People conduct more than 100B searches every month, creating an unparalleled demonstration of our collective curiosity. Google's annual Year in Search report explores the people, places, and events that captured consumer interest in 2014 and here we pull out key trends and insights for marketers.

January 2015

Marketing has always started with understanding people—who cares, about what, and why. There's no better source for these insights than searches. Because we rely on search across so many topics, the data it captures offers a real-time pulse of our culture, marketplace, and society. We can see news stories chronicled through search, we can see broad movements and trends reflected back at us, and we can see how certain shared moments engage our curiosity.

Taken together, they form the world's best focus group, one that's authentic, real time, and at scale. At the end of each year, Google taps into this focus group, sorting through billions of searches to capture the fastest-rising global queries. The result is A Year in Search, a revealing glimpse into what happened in culture and in the minds of Australians in 2014.


Here are some highlights from this year's report:

Aussie owns the turf

The oval ball was a major source of search during 2014, with searches for "NRL" well outnumbering those for "super rugby." However, within Australia, "AFL" reigned supreme as the most searched sport of 2014, with over 3X more searches than the "World Cup" and 11X more than the "Melbourne Cup."

Selfie obsessed
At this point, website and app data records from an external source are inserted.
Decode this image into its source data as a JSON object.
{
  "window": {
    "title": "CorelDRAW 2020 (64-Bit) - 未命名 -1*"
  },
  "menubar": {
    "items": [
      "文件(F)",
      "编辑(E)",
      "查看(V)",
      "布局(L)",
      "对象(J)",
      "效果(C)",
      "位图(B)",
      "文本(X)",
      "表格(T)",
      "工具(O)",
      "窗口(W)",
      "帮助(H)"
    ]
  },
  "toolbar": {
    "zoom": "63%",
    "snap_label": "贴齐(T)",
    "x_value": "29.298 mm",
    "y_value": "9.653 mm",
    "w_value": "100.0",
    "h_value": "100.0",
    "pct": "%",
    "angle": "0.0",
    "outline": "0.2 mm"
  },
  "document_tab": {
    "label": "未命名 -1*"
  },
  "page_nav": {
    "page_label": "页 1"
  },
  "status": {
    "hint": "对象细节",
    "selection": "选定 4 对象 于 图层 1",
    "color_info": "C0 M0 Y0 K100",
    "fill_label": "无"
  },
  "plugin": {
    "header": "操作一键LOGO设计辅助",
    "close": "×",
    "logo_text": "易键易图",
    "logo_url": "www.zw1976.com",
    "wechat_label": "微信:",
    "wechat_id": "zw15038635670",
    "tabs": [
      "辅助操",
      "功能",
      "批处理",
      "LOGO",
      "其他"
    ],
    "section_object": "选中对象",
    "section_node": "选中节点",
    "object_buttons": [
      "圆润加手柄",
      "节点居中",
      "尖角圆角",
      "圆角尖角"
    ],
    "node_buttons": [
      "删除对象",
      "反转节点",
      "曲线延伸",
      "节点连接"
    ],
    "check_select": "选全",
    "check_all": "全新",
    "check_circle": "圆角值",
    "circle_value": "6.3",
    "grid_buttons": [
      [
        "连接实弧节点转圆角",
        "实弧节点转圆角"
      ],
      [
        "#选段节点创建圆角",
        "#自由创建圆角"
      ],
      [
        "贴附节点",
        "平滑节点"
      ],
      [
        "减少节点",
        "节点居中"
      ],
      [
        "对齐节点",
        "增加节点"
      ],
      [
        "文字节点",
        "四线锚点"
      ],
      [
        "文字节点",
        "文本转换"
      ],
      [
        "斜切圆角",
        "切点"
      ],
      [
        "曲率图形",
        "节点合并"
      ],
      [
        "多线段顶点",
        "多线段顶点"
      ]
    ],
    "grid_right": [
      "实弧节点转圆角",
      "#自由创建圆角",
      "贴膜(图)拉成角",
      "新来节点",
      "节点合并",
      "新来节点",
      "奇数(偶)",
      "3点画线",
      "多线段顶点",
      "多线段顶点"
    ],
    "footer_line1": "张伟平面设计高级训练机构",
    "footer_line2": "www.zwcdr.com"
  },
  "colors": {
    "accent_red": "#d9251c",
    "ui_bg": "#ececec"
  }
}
From A-listers at the Oscars to monkeys in the jungle, selfies hit the mainstream in 2014, with searches increasing 8X on last year. People wanted to know how to take a "better selfie," up 6X, while the rest of us were simply asking "what is a selfie," up 3X on 2013. Interestingly, the world searched for "guy selfie tips" and "men selfie tips," but almost never for "girl selfie tips."

This year's breakout rapper

It was a massive year for our very own Iggy Azalea, with searches for the star 5X higher than in 2013. Her hometown of Mullumbimby, New South Wales, became an unlikely celebrity, with searches for "where is iggy azalea from" peaking after the release of her album.

Getting cold for a good cause

The Ice Bucket Challenge brought amyotrophic lateral sclerosis (ALS) to the fore, and in 2014 we searched for the disease more than we had in the entire past decade. Worldwide, there are now over 90M search results for "ice bucket challenge," turning a little-known disorder into a global conversation.

Voting with our wallets

It was a big year for "crowdfunding" with 21X more interest across the globe than in 2013, and retro classics continued to make a comeback. Oculus Rift was sold for $2 billion whilst Coolest Cooler and Star Citizen broke all-time funding records.

Hunters and gatherers

Last year was all about kale and quinoa, but in 2014 we searched for new favorites, chia seeds and goji berries. Meanwhile, the "paleo diet" was the top-searched way to trim down.

A World Cup wonder goal

Tim Cahill is the Socceroos' all-time top scorer, but one goal will be remembered as his best. His strike against the Netherlands in Brazil caused "tim cahill volley" to spike over 23X.

See what else caught Australia's attention at A Year in Search 2014. Not only is it fun to see cultural stories play out through search data, but it's actionable. In today's constantly connected world, brands must be hyper-aware of the latest trends, conversations, and news. Using search as a constant barometer, brands can stay with—if not ahead of—the curve and find meaningful ways to connect with consumers.

To get a rich understanding of consumers throughout the year, track Google Trends. Use the data to fuel your creativity, back up your hunches, and inform media decisions. From there, you can ride the waves of interest—or create new waves altogether.